Today is the anniversary of my grandmother’s death. She was born in the 1890s and lived to be 93 years old. She was patient and infinitely kind and oozed love and sweetness. To be a child and come downstairs in the morning, the steps creaking in my grandparents’ brick story-and-a-half on Gresham Road in Louisville, Kentucky, and to smell the biscuits in the oven, and to walk my sleepy self into their knotty-pine kitchen and see her turn and set her soft brown eyes on me and greet me with, “Dahlin’,” drawn out nice and slow so I’d get the full meaning, well. Those were moments with one foot in heaven, to be in the presence of that kind of love.

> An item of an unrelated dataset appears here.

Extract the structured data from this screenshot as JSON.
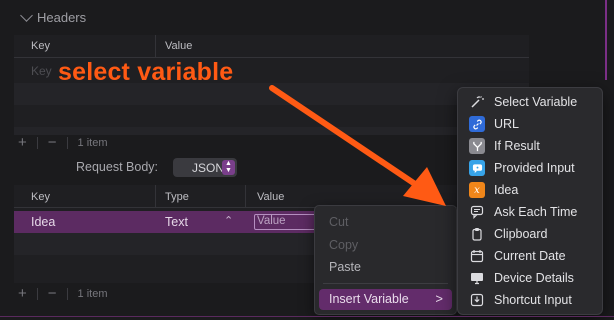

if love is in the details, i can FEEL and TASTE and SMELL your beloved Stanley. Gorgeous, Becca -- thank you for this!
Having her named Stanley reminds me of the C&W song "My name is Sue".. At least you are left with deep affection for your beloved Stanley
I'm starting to believe that these folks are still with us. I sometimes wake up in the middle of the night and sense the presence of my mother. You are in the stream of eternal consciousness with Stanley. She must be smiling to read your article.
Aaaaaah, your oh-so-blessed Stanley to have had you in her world, and vice versa. Your description reminds me of my own Mamaw, a term that I once heard has southern, even perhaps Appalachian origins, which reminds me that I have no clue as to why that’s how I referred to my Italian-American grandmother in South Philadelphia. Perhaps because, as sing the Indigo Girls, “when God made me born a Yankee he was teasing.” Grazie mille for creating such a lovely portrait of your grandmother and the palpable love you shared.
For our ancestors who pour into us the kind of love that sustains us and makes us believe in ourselves....so much thanks.
Thank you for sharing Stanley with us.
I miss my Big Mama and PaPa. Miss the farm and sitting on top of the storm cellar. Fishing in the ponds and having outdoor fish fry’s.
But mostly I miss my dad-Nyle. He was taken from us way too soon.
Beautiful post Rebecca! Thank you!
Beautiful, Becca. Too many to mention anymore but will say their names.
Such a beautiful testimony to your grandmother, Rebecca…thank you for sharing! I lost my grandmother when she was 94. She was like a second mom to me and I spent many of my teenaged hours helping her in the garden, milking the goats and helping with all the chores that come with a small, rural plot of land. It was precious time and helped forge indelible memories. I pity those who do not, or can not, spend time with their elders, whether by choice or by accident of geography.
Grandparents are so special and important in children's lives. I still miss mine every day (especially my Mom-Mom) and I completely agree they're not that far away. Just the other night I dreamed about my Pop-Pop giving me the warmest hug and when I woke up, it felt like he'd been here. I'm pretty sure he was.